What’s So Wrong With Being High Maintenance?

Allison Vesterfelt

For most of my life, I prided myself on being relatively low maintenance. I was always more likely to go camping than shopping, hated the idea of asking for help (especially if it meant playing the “damsel in distress”), and tried to be the kind of person who never needed too much of anything from anyone.

I thought this made me the best kind of friend, sister, daughter and even girlfriend anyone could ever ask for. I was so easy to be around, I thought. I never took more than I gave. I never took much of anything.

Who wouldn’t want to be friends with me?

• • •

Then, one day during my first year of marriage I got into an argument with my husband.

It was the same argument we’d rehearsed a hundred times before (isn’t this how it happens? We could almost read from a script). I admitted I’d been feeling a little bit neglected and invisible. He asked me why I hadn’t said something earlier, and I blubbered something like, “I just don’t want to be a burden to you!”

This time, when I said that, something clicked for him, and he told me something different than he’d ever told me before.

“Go ahead,” he insisted. “Be a burden to me. I dare you.”

Suddenly, in that moment, I realized my tendency to pretend like I didn’t need anything from him, or from anyone else, wasn’t healthy. It didn’t make me low-maintenance. It made me a liar. Because I did need something from him.

I needed him to love him and care for me as much as I loved and cared for him.
And in order for him to do that, I had to admit I needed something.

That morning, for the first time in our marriage, my husband made me pancakes. And you know what I learned? I learned my husband knows how to make really good pancakes. Pancakes with lots of chocolate chips, just the way I like them. And also, perhaps more importantly, I learned that he really liked making them for me.

I’m not a burden just because I need something. That’s what I’m learning.

• • •

We all need things, want things, and are hungry for things (like pancakes). Relationships take maintenance. People take maintenance. And when we try to act like we don’t, one of two things happens to our relationships: The first option is that we grow resentful. The second is that we become invisible.
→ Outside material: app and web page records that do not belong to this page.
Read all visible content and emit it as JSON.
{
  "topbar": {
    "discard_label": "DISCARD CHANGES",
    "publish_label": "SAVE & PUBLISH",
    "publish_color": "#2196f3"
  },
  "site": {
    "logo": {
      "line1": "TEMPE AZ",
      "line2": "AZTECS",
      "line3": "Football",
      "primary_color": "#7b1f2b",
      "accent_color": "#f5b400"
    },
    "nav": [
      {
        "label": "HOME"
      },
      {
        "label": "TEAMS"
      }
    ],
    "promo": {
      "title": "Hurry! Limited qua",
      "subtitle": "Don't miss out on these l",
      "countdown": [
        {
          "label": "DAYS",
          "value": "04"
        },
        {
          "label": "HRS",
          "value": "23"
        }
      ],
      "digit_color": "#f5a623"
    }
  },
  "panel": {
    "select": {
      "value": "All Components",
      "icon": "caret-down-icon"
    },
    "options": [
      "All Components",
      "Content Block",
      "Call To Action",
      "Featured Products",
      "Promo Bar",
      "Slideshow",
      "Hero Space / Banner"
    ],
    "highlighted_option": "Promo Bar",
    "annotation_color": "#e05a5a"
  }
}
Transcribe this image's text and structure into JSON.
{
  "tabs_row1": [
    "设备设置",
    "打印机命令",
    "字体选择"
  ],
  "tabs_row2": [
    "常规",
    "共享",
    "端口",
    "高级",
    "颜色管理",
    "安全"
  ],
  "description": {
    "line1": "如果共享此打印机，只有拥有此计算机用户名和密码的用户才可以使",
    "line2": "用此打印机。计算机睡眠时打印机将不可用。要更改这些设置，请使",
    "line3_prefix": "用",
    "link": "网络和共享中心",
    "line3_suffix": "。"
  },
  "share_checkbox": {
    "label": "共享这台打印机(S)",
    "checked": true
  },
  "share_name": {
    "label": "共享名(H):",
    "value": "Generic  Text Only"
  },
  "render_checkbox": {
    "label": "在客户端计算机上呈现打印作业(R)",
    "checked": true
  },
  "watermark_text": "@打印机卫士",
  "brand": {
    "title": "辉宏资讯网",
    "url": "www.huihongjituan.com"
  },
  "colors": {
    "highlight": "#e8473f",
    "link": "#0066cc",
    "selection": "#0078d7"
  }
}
In both of these scenarios, our relationships wither and die.

A relationship requires two people to function — two people who want things, need things, feel things and think things. If one disappears, the relationship ends.

So go ahead, be high maintenance. Hopefully while eating pancakes.

Allison Vesterfelt

Allison Vesterfelt

This is a post by Allison Vesterfelt, one of the Storyline Contributors. Allison is a blogger and the author of Packing Light: Thoughts on Living Life with Less Baggage . You can find out more about her on her website and make sure to follow along on Twitter (@allyvest) for regular updates. To read more of her posts on the Storyline Blog, click here.